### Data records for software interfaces
----------

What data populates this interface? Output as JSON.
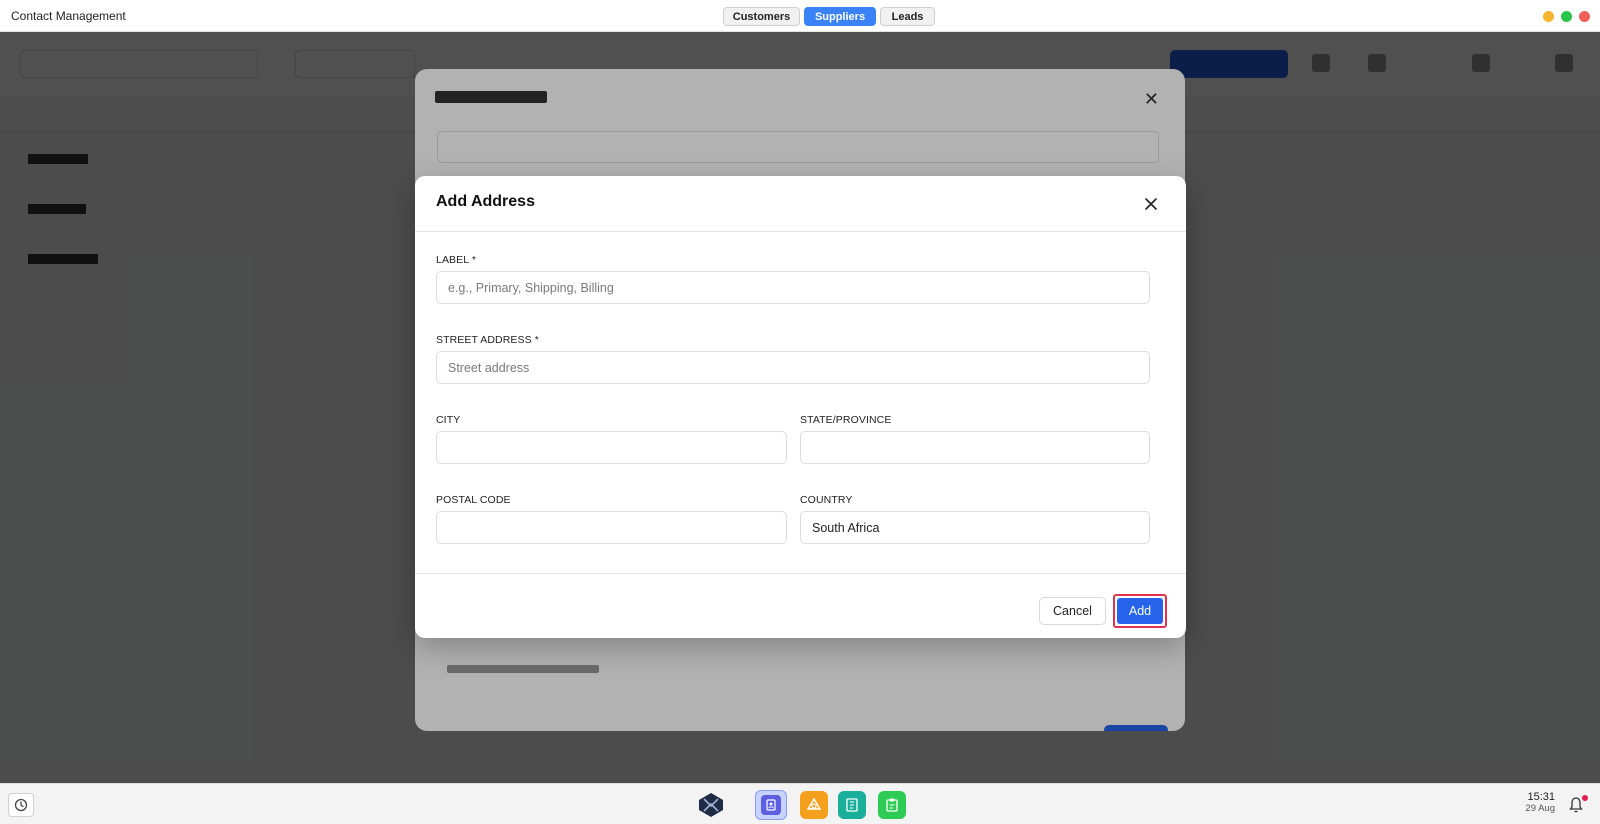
{
  "window": {
    "title": "Contact Management",
    "tabs": [
      {
        "label": "Customers",
        "active": false
      },
      {
        "label": "Suppliers",
        "active": true
      },
      {
        "label": "Leads",
        "active": false
      }
    ],
    "controls": [
      "minimize",
      "maximize",
      "close"
    ]
  },
  "colors": {
    "accent": "#2563eb",
    "tab_active": "#3b82f6",
    "highlight_border": "#e0334f",
    "overlay": "rgba(0,0,0,0.55)"
  },
  "add_address_modal": {
    "title": "Add Address",
    "close_icon": "close-icon",
    "fields": {
      "label": {
        "label": "LABEL *",
        "placeholder": "e.g., Primary, Shipping, Billing",
        "value": ""
      },
      "street": {
        "label": "STREET ADDRESS *",
        "placeholder": "Street address",
        "value": ""
      },
      "city": {
        "label": "CITY",
        "placeholder": "",
        "value": ""
      },
      "state": {
        "label": "STATE/PROVINCE",
        "placeholder": "",
        "value": ""
      },
      "postal": {
        "label": "POSTAL CODE",
        "placeholder": "",
        "value": ""
      },
      "country": {
        "label": "COUNTRY",
        "placeholder": "",
        "value": "South Africa"
      }
    },
    "cancel_label": "Cancel",
    "add_label": "Add"
  },
  "taskbar": {
    "time": "15:31",
    "date": "29 Aug",
    "apps": [
      "launcher-icon",
      "contacts-icon",
      "layers-icon",
      "sheet-icon",
      "notes-icon"
    ],
    "notification_icon": "bell-icon"
  }
}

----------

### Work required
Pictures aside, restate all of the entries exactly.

### Result for this task
What data populates this interface? Output as JSON.
{
  "window": {
    "title": "Contact Management",
    "tabs": [
      {
        "label": "Customers",
        "active": false
      },
      {
        "label": "Suppliers",
        "active": true
      },
      {
        "label": "Leads",
        "active": false
      }
    ],
    "controls": [
      "minimize",
      "maximize",
      "close"
    ]
  },
  "colors": {
    "accent": "#2563eb",
    "tab_active": "#3b82f6",
    "highlight_border": "#e0334f",
    "overlay": "rgba(0,0,0,0.55)"
  },
  "add_address_modal": {
    "title": "Add Address",
    "close_icon": "close-icon",
    "fields": {
      "label": {
        "label": "LABEL *",
        "placeholder": "e.g., Primary, Shipping, Billing",
        "value": ""
      },
      "street": {
        "label": "STREET ADDRESS *",
        "placeholder": "Street address",
        "value": ""
      },
      "city": {
        "label": "CITY",
        "placeholder": "",
        "value": ""
      },
      "state": {
        "label": "STATE/PROVINCE",
        "placeholder": "",
        "value": ""
      },
      "postal": {
        "label": "POSTAL CODE",
        "placeholder": "",
        "value": ""
      },
      "country": {
        "label": "COUNTRY",
        "placeholder": "",
        "value": "South Africa"
      }
    },
    "cancel_label": "Cancel",
    "add_label": "Add"
  },
  "taskbar": {
    "time": "15:31",
    "date": "29 Aug",
    "apps": [
      "launcher-icon",
      "contacts-icon",
      "layers-icon",
      "sheet-icon",
      "notes-icon"
    ],
    "notification_icon": "bell-icon"
  }
}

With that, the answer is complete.